It turns out that the “silence procedure” or “tacit acceptance” procedure has a long history and plays an accepted role in matters of international diplomacy. There is even a Latin phrase for the formal practice of equating silence with agreement: Qui tacet consentire videtur, he who is silent is taken to agree. Both NATO and the European Union use Qui tacet consentire videtur for gaining member acceptance of joint statements and procedural documents.

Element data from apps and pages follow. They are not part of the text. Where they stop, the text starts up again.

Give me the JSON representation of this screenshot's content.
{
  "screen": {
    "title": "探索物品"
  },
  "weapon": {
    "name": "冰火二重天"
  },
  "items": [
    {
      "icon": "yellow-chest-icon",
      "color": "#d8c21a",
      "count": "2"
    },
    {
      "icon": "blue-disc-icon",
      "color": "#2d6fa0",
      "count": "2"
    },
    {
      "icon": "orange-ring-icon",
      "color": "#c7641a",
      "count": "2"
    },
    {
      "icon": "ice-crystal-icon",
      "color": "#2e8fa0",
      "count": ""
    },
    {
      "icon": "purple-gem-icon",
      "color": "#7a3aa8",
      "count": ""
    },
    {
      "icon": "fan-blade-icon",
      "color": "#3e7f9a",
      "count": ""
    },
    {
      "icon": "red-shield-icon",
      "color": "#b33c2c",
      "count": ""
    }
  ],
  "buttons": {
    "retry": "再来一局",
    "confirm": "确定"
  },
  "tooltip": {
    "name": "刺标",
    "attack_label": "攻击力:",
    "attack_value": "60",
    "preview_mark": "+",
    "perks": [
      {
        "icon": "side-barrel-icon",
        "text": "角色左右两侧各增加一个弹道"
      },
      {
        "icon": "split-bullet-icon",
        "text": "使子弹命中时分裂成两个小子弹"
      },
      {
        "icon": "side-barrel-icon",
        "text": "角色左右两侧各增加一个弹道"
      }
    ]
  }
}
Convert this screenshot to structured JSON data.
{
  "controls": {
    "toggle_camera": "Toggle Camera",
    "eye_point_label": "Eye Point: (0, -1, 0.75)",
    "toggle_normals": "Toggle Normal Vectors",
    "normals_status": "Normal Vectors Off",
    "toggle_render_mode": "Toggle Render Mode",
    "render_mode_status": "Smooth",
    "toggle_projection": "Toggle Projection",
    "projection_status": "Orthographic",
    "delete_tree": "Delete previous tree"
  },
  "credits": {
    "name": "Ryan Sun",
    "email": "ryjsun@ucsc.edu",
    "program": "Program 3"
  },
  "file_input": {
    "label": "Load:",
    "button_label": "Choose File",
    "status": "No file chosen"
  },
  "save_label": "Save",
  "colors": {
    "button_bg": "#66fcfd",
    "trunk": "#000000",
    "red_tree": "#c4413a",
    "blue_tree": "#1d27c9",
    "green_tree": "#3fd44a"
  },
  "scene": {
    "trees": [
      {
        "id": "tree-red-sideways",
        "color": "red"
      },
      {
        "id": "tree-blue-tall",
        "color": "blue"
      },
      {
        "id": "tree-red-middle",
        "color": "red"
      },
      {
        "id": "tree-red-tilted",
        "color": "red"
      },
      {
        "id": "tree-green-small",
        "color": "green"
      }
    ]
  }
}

Asking the group, “Does anyone disagree?” represents an improvement over “Are we agreed?” At least, individual meeting participants can answer the question, “Does anyone disagree?” Interaction Associates uses the term, “Negative Poll” to describe a question framed as an invitation to speak up if you don’t yet agree. Whether or not an individual who disagrees will accept the invitation of a negative poll has a lot to do with the trust and rapport the leader has created.
Whether you use the positive or negative framing of the question, you still have a problem. Let’s say you manage to hear from every person in the meeting. Furthermore you now know that everyone agrees with the proposal or plan under consideration. Here’s what you still don’t know: What does each meeting participant mean when they say, “I agree?”
“Yes, I agree” versus “No, I don’t agree” seems like an unambiguous, black-and-white distinction. When everyone is in the “Yes” column, we should be able to declare victory on the meeting. Consider however, the shades-of-grey intentions that may accompany someone’s assent. A person could indicate that he or she “agrees” and be entertaining any one of the following thoughts:
- I’ll go along with the majority. I think we are making a mistake, but it’s not that important to me. I hope they’ll remember my warnings when we start running into obstacles and resistance.
- I think there are better approaches, but this seems workable. I’ll cooperate when we start acting on this agreement, but I won’t volunteer to lead anything.
- We reached the right conclusion and I’m eager to begin lining up resources and getting people excited. Let’s start assigning next steps.
When you think about it, leaders don’t really need to know whether people are in agreement with a proposal or a plan of action. Leaders need to know whether or not they can count on people taking action or changing behaviors consistent with the conclusion the group reached in the meeting. It’s nice to know you agree, it’s essential to know what action I can count on that will turn the agreement into progress.
Stop asking groups of people whether or not they agree. Start asking each member of the group: “Given the conclusion we’ve reached today, what do you plan to do?”